Component data from apps and pages
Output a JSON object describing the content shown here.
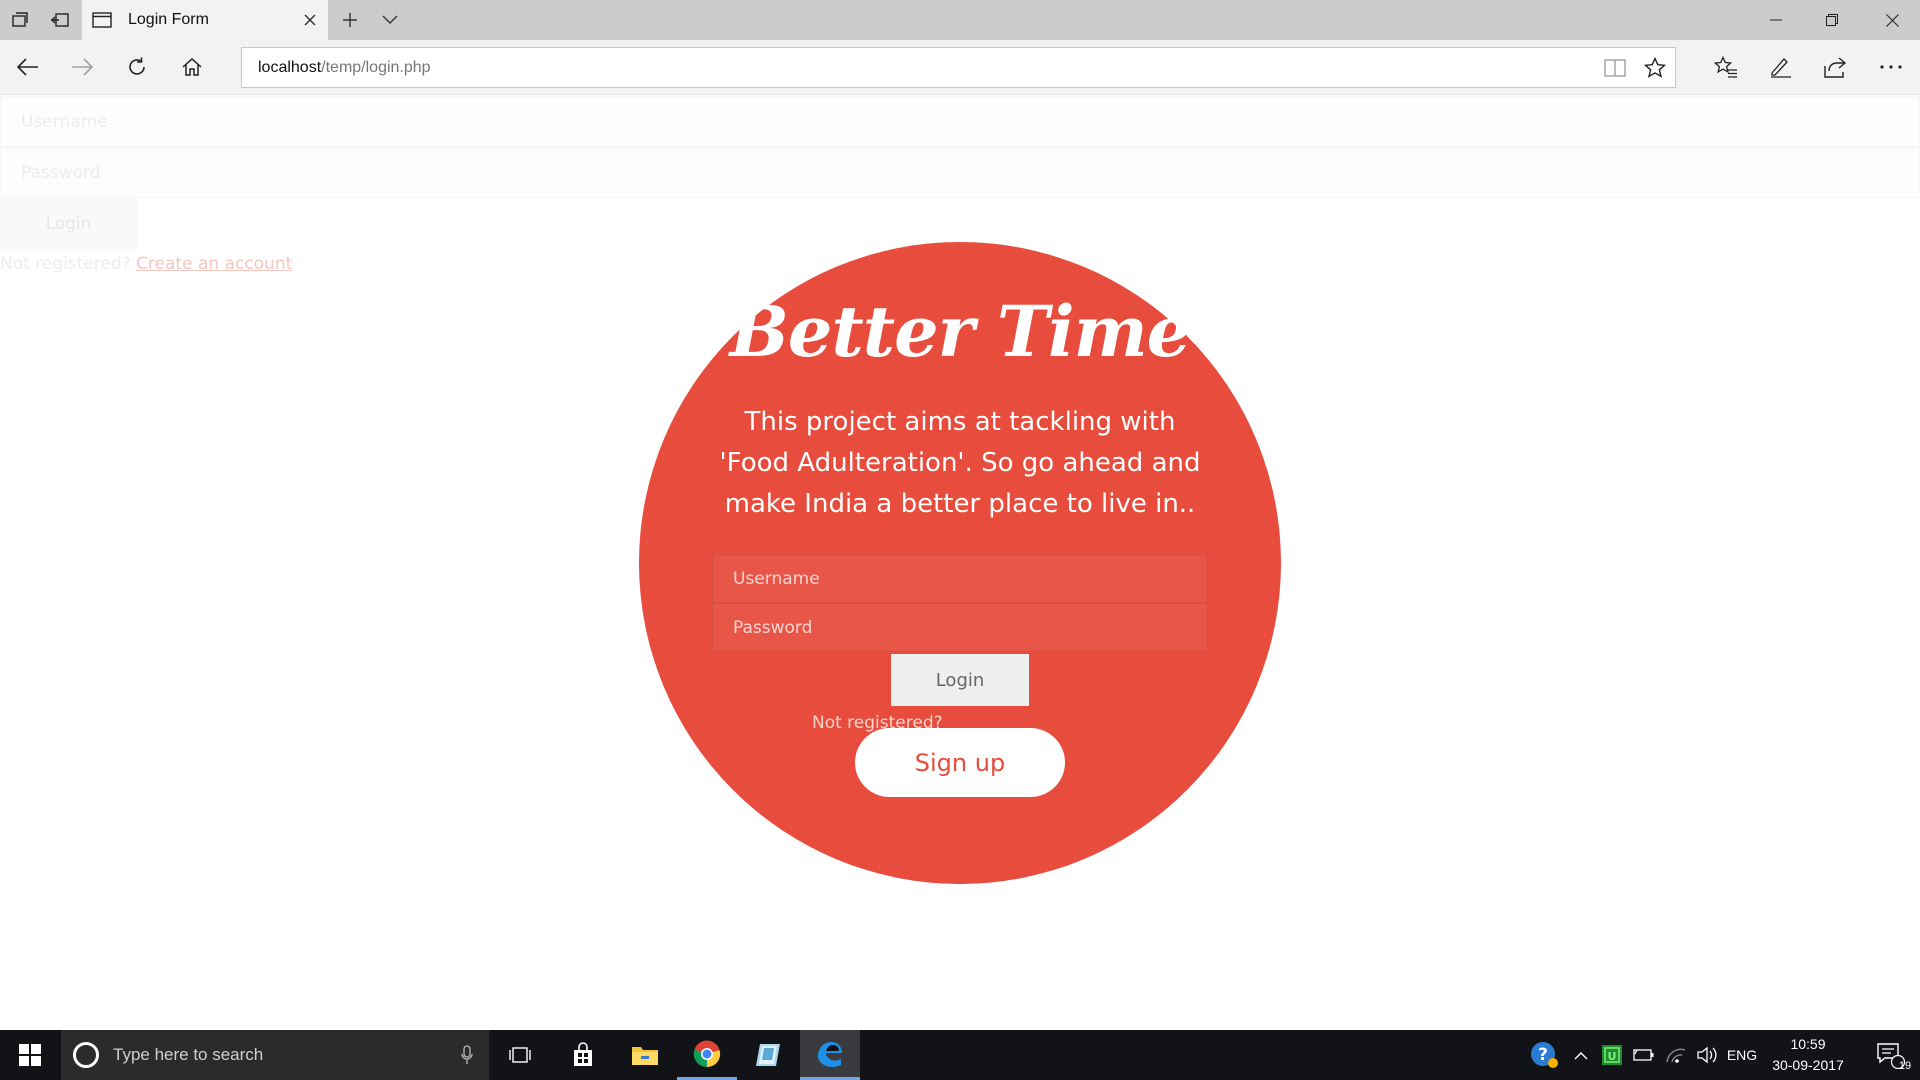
{
  "browser": {
    "tab": {
      "title": "Login Form"
    },
    "address": {
      "host": "localhost",
      "path": "/temp/login.php"
    }
  },
  "background_form": {
    "username_placeholder": "Username",
    "password_placeholder": "Password",
    "login_label": "Login",
    "not_registered": "Not registered?",
    "create_account": "Create an account"
  },
  "hero": {
    "brand": "Better Time",
    "description": "This project aims at tackling with 'Food Adulteration'. So go ahead and make India a better place to live in..",
    "username_placeholder": "Username",
    "password_placeholder": "Password",
    "login_label": "Login",
    "not_registered": "Not registered?",
    "signup_label": "Sign up"
  },
  "colors": {
    "accent": "#e74c3c",
    "tab_strip": "#cccccc",
    "taskbar": "#121316"
  },
  "taskbar": {
    "search_placeholder": "Type here to search",
    "language": "ENG",
    "time": "10:59",
    "date": "30-09-2017",
    "notification_count": "19",
    "apps": [
      "task-view",
      "store",
      "file-explorer",
      "chrome",
      "paint",
      "edge"
    ]
  }
}
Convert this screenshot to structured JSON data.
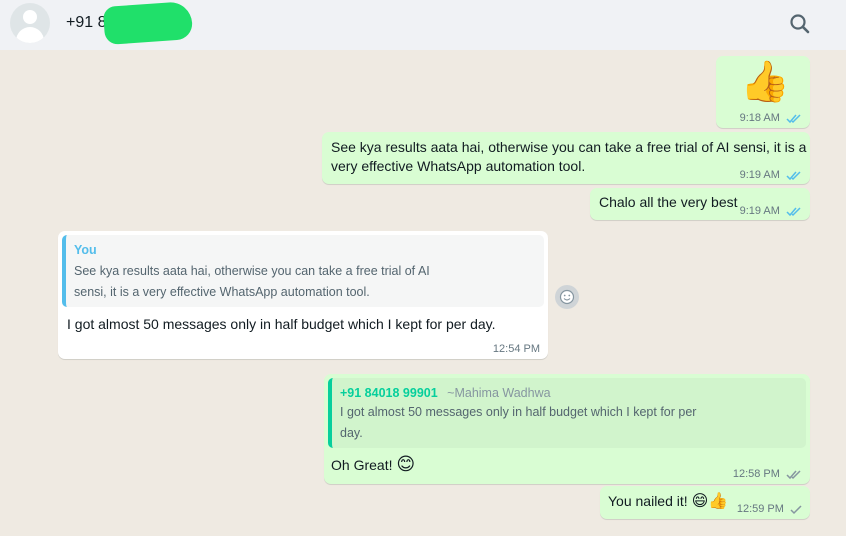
{
  "header": {
    "contact_name": "+91 8",
    "search_icon": "search-icon"
  },
  "messages": [
    {
      "id": "m1",
      "direction": "out",
      "emoji": "👍",
      "time": "9:18 AM",
      "status": "read"
    },
    {
      "id": "m2",
      "direction": "out",
      "text_line1": "See kya results aata hai, otherwise you can take a free trial of AI sensi, it is a",
      "text_line2": "very effective WhatsApp automation tool.",
      "time": "9:19 AM",
      "status": "read"
    },
    {
      "id": "m3",
      "direction": "out",
      "text": "Chalo all the very best",
      "time": "9:19 AM",
      "status": "read"
    },
    {
      "id": "m4",
      "direction": "in",
      "quote": {
        "author": "You",
        "line1": "See kya results aata hai, otherwise you can take a free trial of AI",
        "line2": "sensi, it is a very effective WhatsApp automation tool."
      },
      "text": "I got almost 50 messages only in half budget which I kept for per day.",
      "time": "12:54 PM"
    },
    {
      "id": "m5",
      "direction": "out",
      "quote": {
        "author": "+91 84018 99901",
        "author_name": "~Mahima Wadhwa",
        "line1": "I got almost 50 messages only in half budget which I kept for per",
        "line2": "day."
      },
      "text": "Oh Great! ",
      "emoji": "😊",
      "time": "12:58 PM",
      "status": "delivered"
    },
    {
      "id": "m6",
      "direction": "out",
      "text": "You nailed it! ",
      "emoji": "😄👍",
      "time": "12:59 PM",
      "status": "sent"
    }
  ],
  "colors": {
    "chat_bg": "#efeae2",
    "outgoing_bubble": "#d9fdd3",
    "incoming_bubble": "#ffffff",
    "read_tick": "#53bdeb",
    "quote_you_accent": "#53bdeb",
    "quote_other_accent": "#06cf9c"
  }
}
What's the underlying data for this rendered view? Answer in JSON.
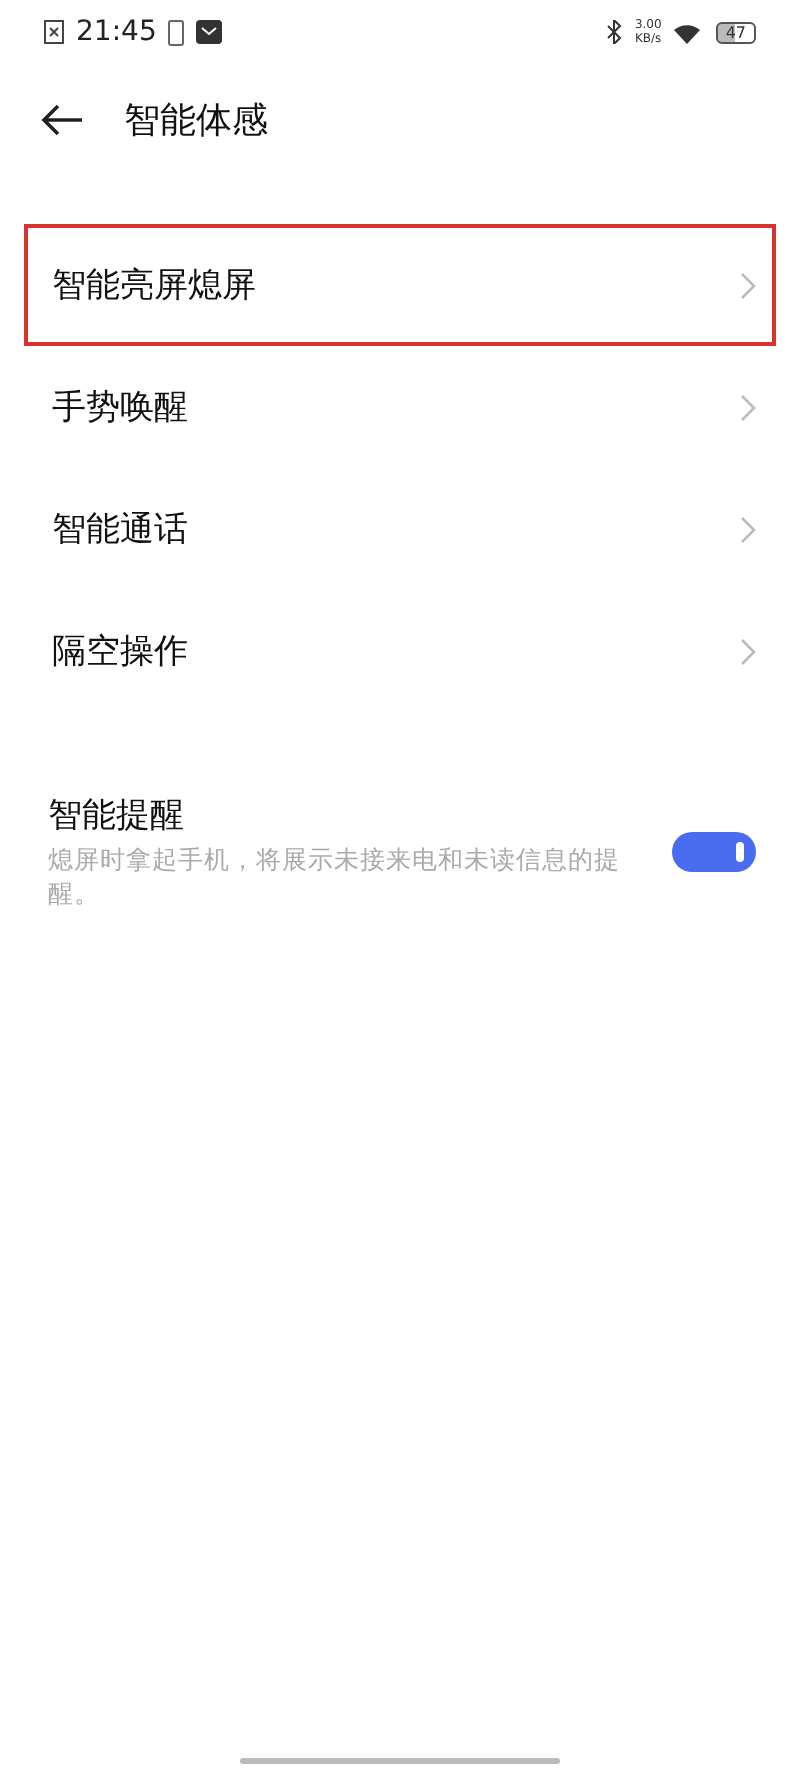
{
  "status_bar": {
    "time": "21:45",
    "speed": "3.00",
    "speed_unit": "KB/s",
    "battery": "47"
  },
  "header": {
    "title": "智能体感"
  },
  "menu_items": [
    {
      "label": "智能亮屏熄屏",
      "highlighted": true
    },
    {
      "label": "手势唤醒",
      "highlighted": false
    },
    {
      "label": "智能通话",
      "highlighted": false
    },
    {
      "label": "隔空操作",
      "highlighted": false
    }
  ],
  "setting": {
    "title": "智能提醒",
    "description": "熄屏时拿起手机，将展示未接来电和未读信息的提醒。",
    "on": true
  }
}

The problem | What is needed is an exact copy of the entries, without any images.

Result |
Output a JSON object describing the content shown here.
{
  "browser": {
    "tab": {
      "title": "Login Form"
    },
    "address": {
      "host": "localhost",
      "path": "/temp/login.php"
    }
  },
  "background_form": {
    "username_placeholder": "Username",
    "password_placeholder": "Password",
    "login_label": "Login",
    "not_registered": "Not registered?",
    "create_account": "Create an account"
  },
  "hero": {
    "brand": "Better Time",
    "description": "This project aims at tackling with 'Food Adulteration'. So go ahead and make India a better place to live in..",
    "username_placeholder": "Username",
    "password_placeholder": "Password",
    "login_label": "Login",
    "not_registered": "Not registered?",
    "signup_label": "Sign up"
  },
  "colors": {
    "accent": "#e74c3c",
    "tab_strip": "#cccccc",
    "taskbar": "#121316"
  },
  "taskbar": {
    "search_placeholder": "Type here to search",
    "language": "ENG",
    "time": "10:59",
    "date": "30-09-2017",
    "notification_count": "19",
    "apps": [
      "task-view",
      "store",
      "file-explorer",
      "chrome",
      "paint",
      "edge"
    ]
  }
}
Convert this screenshot to structured JSON data.
{
  "header": {
    "contact_name": "+91 8",
    "search_icon": "search-icon"
  },
  "messages": [
    {
      "id": "m1",
      "direction": "out",
      "emoji": "👍",
      "time": "9:18 AM",
      "status": "read"
    },
    {
      "id": "m2",
      "direction": "out",
      "text_line1": "See kya results aata hai, otherwise you can take a free trial of AI sensi, it is a",
      "text_line2": "very effective WhatsApp automation tool.",
      "time": "9:19 AM",
      "status": "read"
    },
    {
      "id": "m3",
      "direction": "out",
      "text": "Chalo all the very best",
      "time": "9:19 AM",
      "status": "read"
    },
    {
      "id": "m4",
      "direction": "in",
      "quote": {
        "author": "You",
        "line1": "See kya results aata hai, otherwise you can take a free trial of AI",
        "line2": "sensi, it is a very effective WhatsApp automation tool."
      },
      "text": "I got almost 50 messages only in half budget which I kept for per day.",
      "time": "12:54 PM"
    },
    {
      "id": "m5",
      "direction": "out",
      "quote": {
        "author": "+91 84018 99901",
        "author_name": "~Mahima Wadhwa",
        "line1": "I got almost 50 messages only in half budget which I kept for per",
        "line2": "day."
      },
      "text": "Oh Great! ",
      "emoji": "😊",
      "time": "12:58 PM",
      "status": "delivered"
    },
    {
      "id": "m6",
      "direction": "out",
      "text": "You nailed it! ",
      "emoji": "😄👍",
      "time": "12:59 PM",
      "status": "sent"
    }
  ],
  "colors": {
    "chat_bg": "#efeae2",
    "outgoing_bubble": "#d9fdd3",
    "incoming_bubble": "#ffffff",
    "read_tick": "#53bdeb",
    "quote_you_accent": "#53bdeb",
    "quote_other_accent": "#06cf9c"
  }
}
What's the underlying data for this rendered view? Answer in JSON.
{
  "status_bar": {
    "time": "21:45",
    "speed": "3.00",
    "speed_unit": "KB/s",
    "battery": "47"
  },
  "header": {
    "title": "智能体感"
  },
  "menu_items": [
    {
      "label": "智能亮屏熄屏",
      "highlighted": true
    },
    {
      "label": "手势唤醒",
      "highlighted": false
    },
    {
      "label": "智能通话",
      "highlighted": false
    },
    {
      "label": "隔空操作",
      "highlighted": false
    }
  ],
  "setting": {
    "title": "智能提醒",
    "description": "熄屏时拿起手机，将展示未接来电和未读信息的提醒。",
    "on": true
  }
}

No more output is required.